Those of us who came to PGW via the old Herbert Jenkins editions will all have our own mental pictures of Bertie, Jeeves and the rest.

A check on Wikipedia suggests that the only film featuring Bertie was Thank you, Jeeves, with Arthur Treacher as Jeeves and David Niven as Bertie. I will pass hastily over a video of the By Jeeves musical with Martin Jarvis, of all people, in the title role.

Jeeves and Wooster have done better out of TV with the 1960s series starring Denis Price and Ian Carmichael and, more recently, with Stephen Fry and Hugh Lawrie. The latter was a good series but I the older pair fitted my preconceived ideas better.

On my shelves I have illustrated editions by Paul Cox (Folio) - I generally like his work but his images are not the ones in my head. The new Everyman edition has attractive covers by Andrzej Klimowski but those that I have seen aren't much help in putting faces to the main characters. I have one or two later Jenkins editions with rather lurid (and unattributed) dust jackets. Finally there is the Penguin printing of the 1970s with covers by Ionicus. I think these are much more satisfactory and worth collecting for the covers alone.

What do people think? Any other recommendations? Fry or Price? Lawrie or Carmichael?

2thorold
Jul 5, 2009, 2:56 pm

Chacun à son goût, I suppose...

The trouble with Bertie is that he's simultaneously a middle-aged bachelor and an impish schoolboy - if you draw a picture of him, or show him on the screen, you pin him down to one or the other. It's probably safer just to draw Jeeves.

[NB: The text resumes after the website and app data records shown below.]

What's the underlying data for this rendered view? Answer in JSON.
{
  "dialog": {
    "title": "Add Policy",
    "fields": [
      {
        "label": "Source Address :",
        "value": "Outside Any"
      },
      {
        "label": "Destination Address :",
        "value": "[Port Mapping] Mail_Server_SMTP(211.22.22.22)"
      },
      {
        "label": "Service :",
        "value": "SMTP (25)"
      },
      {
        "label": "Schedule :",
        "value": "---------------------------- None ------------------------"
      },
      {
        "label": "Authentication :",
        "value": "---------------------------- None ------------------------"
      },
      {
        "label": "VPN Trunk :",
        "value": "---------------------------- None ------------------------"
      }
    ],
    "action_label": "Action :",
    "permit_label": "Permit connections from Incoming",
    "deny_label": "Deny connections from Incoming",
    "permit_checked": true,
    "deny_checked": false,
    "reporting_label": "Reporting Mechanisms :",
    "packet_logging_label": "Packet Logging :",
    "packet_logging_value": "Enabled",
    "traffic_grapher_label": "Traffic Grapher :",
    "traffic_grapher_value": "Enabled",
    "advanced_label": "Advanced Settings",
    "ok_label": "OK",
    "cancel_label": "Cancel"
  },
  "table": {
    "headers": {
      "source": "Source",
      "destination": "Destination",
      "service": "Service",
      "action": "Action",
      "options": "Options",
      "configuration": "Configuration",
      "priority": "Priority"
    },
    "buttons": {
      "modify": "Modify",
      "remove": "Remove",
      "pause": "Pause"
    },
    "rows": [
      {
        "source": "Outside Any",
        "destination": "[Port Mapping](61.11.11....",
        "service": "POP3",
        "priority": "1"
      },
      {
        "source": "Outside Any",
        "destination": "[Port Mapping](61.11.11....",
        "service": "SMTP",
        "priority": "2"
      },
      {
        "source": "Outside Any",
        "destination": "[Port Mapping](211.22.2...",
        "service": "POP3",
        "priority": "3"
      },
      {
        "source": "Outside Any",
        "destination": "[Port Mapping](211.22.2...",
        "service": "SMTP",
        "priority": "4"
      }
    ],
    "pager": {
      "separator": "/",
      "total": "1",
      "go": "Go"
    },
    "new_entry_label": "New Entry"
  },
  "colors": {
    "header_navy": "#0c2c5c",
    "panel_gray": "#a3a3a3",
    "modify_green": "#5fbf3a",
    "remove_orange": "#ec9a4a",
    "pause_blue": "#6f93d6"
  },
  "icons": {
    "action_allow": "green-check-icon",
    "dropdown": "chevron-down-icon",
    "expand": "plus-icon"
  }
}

I'm quite fond of the illustrations by Paul Galdone in the American edition of Joy in the morning. He does quite well at bringing out Bertie's child-like quality. A lot of other representations just make him look rather an upper-class oaf, especially in the Ionicus covers (more like a lawyer than a stealer of cow-creamers) - the more stylised covers by David Hitch on more recent Penguins seem to me to work a bit better, leaving more to the imagination. I think the Klimowski covers ended up rather ugly, and very depressing. His cover for The code of the Woosters would be perfect for Crime and Punishment or something...

3roomsofbooks
Jul 14, 2018, 1:44 pm

I read recently, tho can't recall where, that Wodehouse was shown some episodes of Carmichael/Price and was very enthusiastic about Price as Jeeves but thought C was too old.

Sadly, the Laurie/Fry, we'll never know.

4Maura49
Nov 27, 2022, 4:27 am

>3 roomsofbooks: He was probably right about that as I believe that Bertie is around 25 years old in the books and Ian Carmichael must have been 40ish by the time of this 1960's series.